Urban Doctoral Fellows Program

By Katherine Sinyavin

Every year, Urban Doctoral Fellows program provides ten University of Chicago doctoral students whose research focuses on urban issues with financial support and opportunities to share and develop their work within a collaborative and interdisciplinary environment. The 2020-2021 class of ten includes seven from the Division of the Social Sciences.

Sponsored by the Mansueto Institute for Urban Innovation, a leading hub for urban science at the University of Chicago, this program “brings together students who are already strong in their own disciplines, who can explain to others outside their discipline how they approach problems and issues in the urban setting, and who are also open to learning from others,” says Stephen Baker, the Urban Doctoral Fellows Coordinator. Baker recruits students, reviews applications, and facilitates meetings in which fellows present and discuss their work.

When reviewing applications to form the next cohort, Baker says, “We always want any one individual fellow to [be able to] have a productive and meaningful conversation with at least one other fellow. That can be that they’re aligned in methods or aligned in topics.
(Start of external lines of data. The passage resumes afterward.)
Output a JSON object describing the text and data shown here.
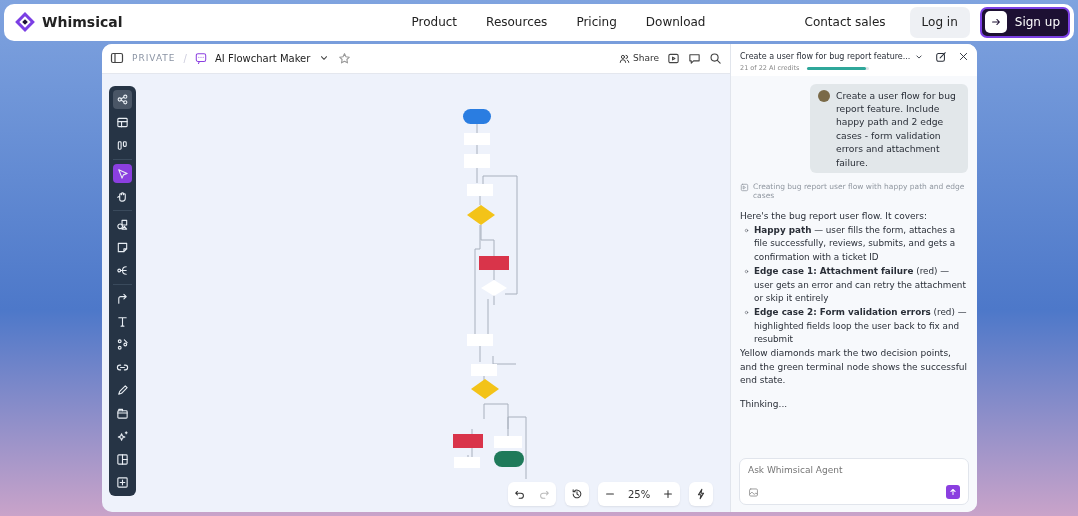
{
  "nav": {
    "logo": "Whimsical",
    "links": [
      "Product",
      "Resources",
      "Pricing",
      "Download"
    ],
    "contact": "Contact sales",
    "login": "Log in",
    "signup": "Sign up"
  },
  "board": {
    "breadcrumb": "PRIVATE",
    "separator": "/",
    "title": "AI Flowchart Maker",
    "share": "Share",
    "zoom": "25%"
  },
  "tools": [
    {
      "selected": true
    },
    {
      "selected": false
    },
    {
      "selected": false
    },
    {
      "selected": true
    },
    {
      "selected": false
    },
    {
      "selected": false
    },
    {
      "selected": false
    },
    {
      "selected": false
    },
    {
      "selected": false
    },
    {
      "selected": false
    },
    {
      "selected": false
    },
    {
      "selected": false
    },
    {
      "selected": false
    },
    {
      "selected": false
    },
    {
      "selected": false
    },
    {
      "selected": false
    },
    {
      "selected": false
    }
  ],
  "chat": {
    "title": "Create a user flow for bug report feature...",
    "credits": "21 of 22 AI credits",
    "credits_meter": {
      "level": 0.95
    },
    "user_message": "Create a user flow for bug report feature. Include happy path and 2 edge cases - form validation errors and attachment failure.",
    "status": "Creating bug report user flow with happy path and edge cases",
    "intro": "Here's the bug report user flow. It covers:",
    "bullets": [
      "**Happy path** — user fills the form, attaches a file successfully, reviews, submits, and gets a confirmation with a ticket ID",
      "**Edge case 1: Attachment failure** (red) — user gets an error and can retry the attachment or skip it entirely",
      "**Edge case 2: Form validation errors** (red) — highlighted fields loop the user back to fix and resubmit"
    ],
    "outro": "Yellow diamonds mark the two decision points, and the green terminal node shows the successful end state.",
    "thinking": "Thinking...",
    "placeholder": "Ask Whimsical Agent"
  }
}
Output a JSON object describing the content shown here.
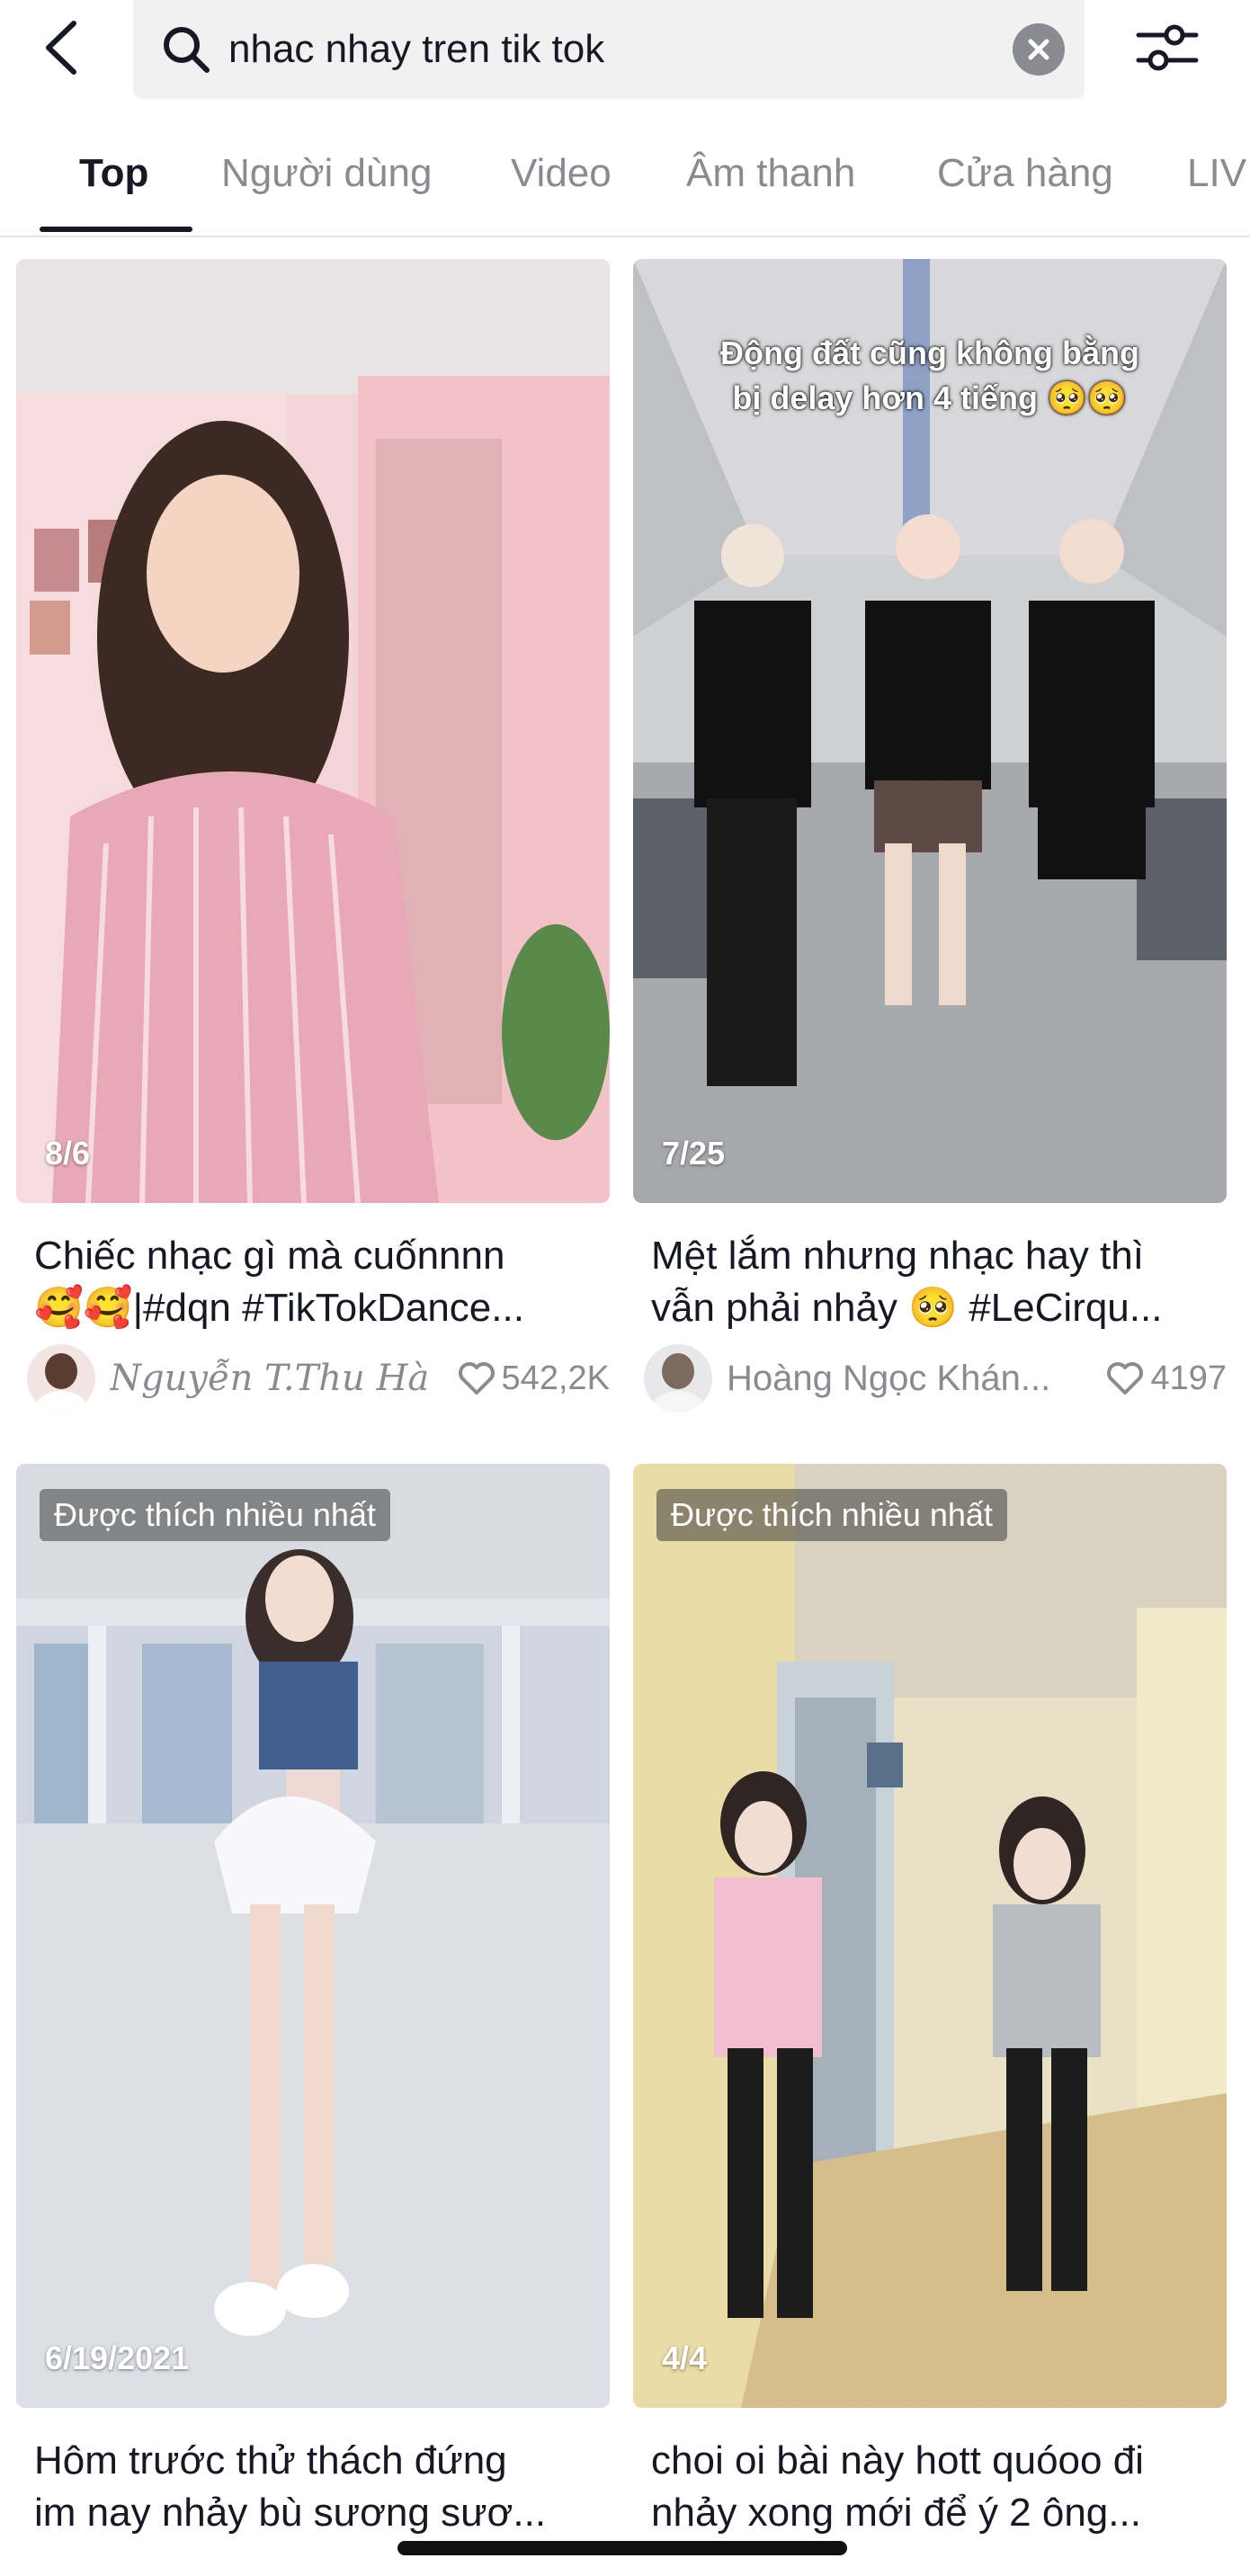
{
  "search": {
    "query": "nhac nhay tren tik tok",
    "back_icon": "chevron-left-icon",
    "search_icon": "search-icon",
    "clear_icon": "close-icon",
    "filter_icon": "sliders-icon"
  },
  "tabs": [
    {
      "label": "Top",
      "active": true
    },
    {
      "label": "Người dùng"
    },
    {
      "label": "Video"
    },
    {
      "label": "Âm thanh"
    },
    {
      "label": "Cửa hàng"
    },
    {
      "label": "LIV"
    }
  ],
  "videos": [
    {
      "date": "8/6",
      "caption_line1": "Chiếc nhạc gì mà cuốnnnn",
      "caption_line2": "🥰🥰|#dqn #TikTokDance...",
      "author": "Nguyễn T.Thu Hà",
      "likes": "542,2K"
    },
    {
      "date": "7/25",
      "overlay_text_line1": "Động đất cũng không bằng",
      "overlay_text_line2": "bị delay hơn 4 tiếng 🥺🥺",
      "caption_line1": "Mệt lắm nhưng nhạc hay thì",
      "caption_line2": "vẫn phải nhảy 🥺 #LeCirqu...",
      "author": "Hoàng Ngọc Khán...",
      "likes": "4197"
    },
    {
      "date": "6/19/2021",
      "badge": "Được thích nhiều nhất",
      "caption_line1": "Hôm trước thử thách đứng",
      "caption_line2": "im nay nhảy bù sương sươ..."
    },
    {
      "date": "4/4",
      "badge": "Được thích nhiều nhất",
      "caption_line1": "choi oi bài này hott quóoo đi",
      "caption_line2": "nhảy xong mới để ý 2 ông..."
    }
  ],
  "colors": {
    "text_primary": "#161823",
    "text_secondary": "#8a8b91",
    "search_bg": "#f1f1f2"
  }
}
We’re looking for a group that can contribute to each other's thinking and growth.”

Anne Dodge, the Mansueto Institute’s Executive Director, adds that the students applying to the program are a “self-selecting group of people who value interdisciplinary conversation and a cohort experience, and who want to push a little deeper into this question of what it means to be an urban scholar, so it is hard to choose only ten.” The Urban Doctoral Fellows program presents an excellent opportunity for a sponsor or donor who wants to support the University of Chicago's unique interdisciplinary approach to studying urban life.

The fellows have a very wide set of interests. This year, that includes how Renaissance writers conceptualized space, how activism affects the spatial distribution of mental health services in Chicago, and what the private and public consequences are of mixed-caste housing policies in Mumbai.

“We are looking for variation across disciplines, but we want to make sure we have cross-disciplinary conversations as much as possible. So it’s about balancing the ‘different-ness’ of doctoral students with these core interests in something urban,” adds Baker.

Fellows can be any year in their doctoral program. In the new cohort, fellows come from seven different disciplines, including Romance Languages and Literatures, Economics, and Comparative Human Development.

Over the course of the academic year, Fellows meet about fifteen times. During fall quarter, fellows give an initial presentation of their work and receive feedback from others. The feedback ranges from the theoretical to the practical, such as advice on how best to present their argument. During winter quarter, fellows can either present a revised version of their paper or a different paper.

During spring quarter, Fellows have the opportunity to do a presentation called “Inside the Mind of a…,” in which they discuss key historical texts and debates about urban research within their field and how their own work extends that field. These presentations are a “structure for trying to meet both the Fellowship goal of learning across disciplines, though with a focus on urban settings, and sharpening Fellows’ individual understanding of how their work relates to the history of their discipline,” Baker explains.

Overall, these meetings are intended to foster “ongoing interactions where everyone is genuinely supportive of each other,” Baker explains. Grace Cheung, the Mansueto Institute’s Assistant Director of Communications, adds that another benefit of the program is the “network that Fellows create with each other.”

When the program switched to Zoom for the Spring Quarter, the process was largely unchanged. “This is because the discussion format has a lot of structure to it. Every author reminds the other Fellows what they are hoping to get out of the discussion, and each Fellow identifies his or her top thoughts about the paper,” Baker says. He anticipates that the program will continue to foster the same interactive environment as it had in previous years.